"I don't quit."
No you don't, Mr. President.
In a long, at times flat, at times inspiring speech, the President stuck to his guns and most decidedly did not take a turn to the center. With Democratic infighting raging (Nancy said that a spending freeze should extend to defense and the President had just upped the ante on Afghanistan) and his signature programs on life support, the President took a reasonable stance, doubled his bets, and carried the day. Speeches are one thing and action is another, but the speech was good to great. The tactical victory was his, but he still needs a strategic win with some legislation getting passed.
The order of topics was, I suppose, the order of priorities, so, as predicted, he has new-found religion in job creation. $30 billion of TARP repayment to community banks for lending is a small, but real step. Small business tax credits for hiring or raising pay, investment tax credits, and eliminating capital gains are also being pushed.
"Serious financial reform" was the second agenda item, and bonus payments will stay under attack. Encouraging energy innovation took a surprise number-three spot, and you could see even Republicans jump out of their seats when he mentioned expanded use of nuclear power and more offshore oil and gas development (wow to that!). He did say he was "Eager to help the bipartisan effort in the Senate" on an Energy and Climate Bill (cap and trade), but it was the last item in the energy list, which places it on the back burner.
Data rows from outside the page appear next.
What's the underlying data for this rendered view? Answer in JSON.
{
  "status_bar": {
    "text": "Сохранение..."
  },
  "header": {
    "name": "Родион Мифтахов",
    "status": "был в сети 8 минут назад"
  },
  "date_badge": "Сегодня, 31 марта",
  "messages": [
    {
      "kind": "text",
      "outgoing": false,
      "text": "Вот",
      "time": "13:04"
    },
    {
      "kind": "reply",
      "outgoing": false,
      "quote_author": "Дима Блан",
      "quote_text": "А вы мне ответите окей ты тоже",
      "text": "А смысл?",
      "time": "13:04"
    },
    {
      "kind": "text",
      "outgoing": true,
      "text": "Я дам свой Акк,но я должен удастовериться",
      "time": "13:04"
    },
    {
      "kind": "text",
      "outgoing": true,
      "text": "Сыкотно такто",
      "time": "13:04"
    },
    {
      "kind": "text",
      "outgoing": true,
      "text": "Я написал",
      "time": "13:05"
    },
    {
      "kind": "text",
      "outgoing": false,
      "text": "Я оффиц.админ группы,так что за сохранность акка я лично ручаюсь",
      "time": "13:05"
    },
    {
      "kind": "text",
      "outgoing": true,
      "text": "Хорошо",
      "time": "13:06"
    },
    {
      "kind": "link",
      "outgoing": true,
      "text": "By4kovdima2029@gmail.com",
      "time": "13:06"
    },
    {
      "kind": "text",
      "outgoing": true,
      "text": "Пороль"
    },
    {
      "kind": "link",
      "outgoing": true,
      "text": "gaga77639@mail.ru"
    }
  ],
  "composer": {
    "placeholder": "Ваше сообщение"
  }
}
It appeared that even he knew it is dead.
The President wants us to export more.
His goal is to double exports in the next five years. Great. But if Germany, China, and India, all of whom the President mentioned as aggressive economic competitors, want to do the same, who is going to buy all these exports? This one is pie in the sky.
Investing in education is always good for applause ("The best anti-poverty program is a world-class education"), but a $10,000 tax credit for college and limiting loan paybacks to 10% of income after graduation is at least new. What wasn't new was the call for health reform. Mr. Obama said, "I take my share of the blame for not explaining it better", and "I will not walk
away from these (struggling) Americans." He continued that, "As temperatures cool, I want everyone to take another look." Two thoughts here: It does appear that, while refusing to give up, the President knows this has to go on the back-burner. Second, while it's good to be stubborn and fight, the President appears to think the issue is a problem of message and not of substance. The Massachusetts voters, and the Virginia and New Jersey voters, might disagree. They appeared to have gotten the substance and rejected it. Mr. Obama still believes in the power of charisma.
Then there was the "cut government spending, establish a toothless fiscal commission, freeze spending on a tiny part of the budget" type of stuff. Suggesting lobbyists disclose contacts and contributions and requiring legislators to list their earmark requests on web sites is a great idea, but watch how far that doesn't go. More security, repeal "don't ask-don't tell," equal pay for women, and fix immigration rounded out the speech.
I thought it was a job well done.
The one thing that had me squirming was his scolding the Supreme Court about their recent decision to allow companies' cash to flow into campaigns. I happen to agree with him on this one (not that any of you care what I think; I sometimes don't care what I think!). But it was the wrong place and the wrong message at absolutely the wrong time. Was he trying to influence/intimidate the Court? He certainly made them uncomfortable, and I am afraid of this tendency the Administration has. That is, it wants to influence heretofore independent branches. The pressure building on the Federal Reserve is troubling and incorrect, and his public attack on the Supreme Court was uncharacteristically rude and out of order.
The Administration, though, is probably celebrating a job well done. They should, but now let the battle continue.
Vincent Farrell, Jr. is chief investment officer at Soleil Securities Group and a regular contributor to CNBC.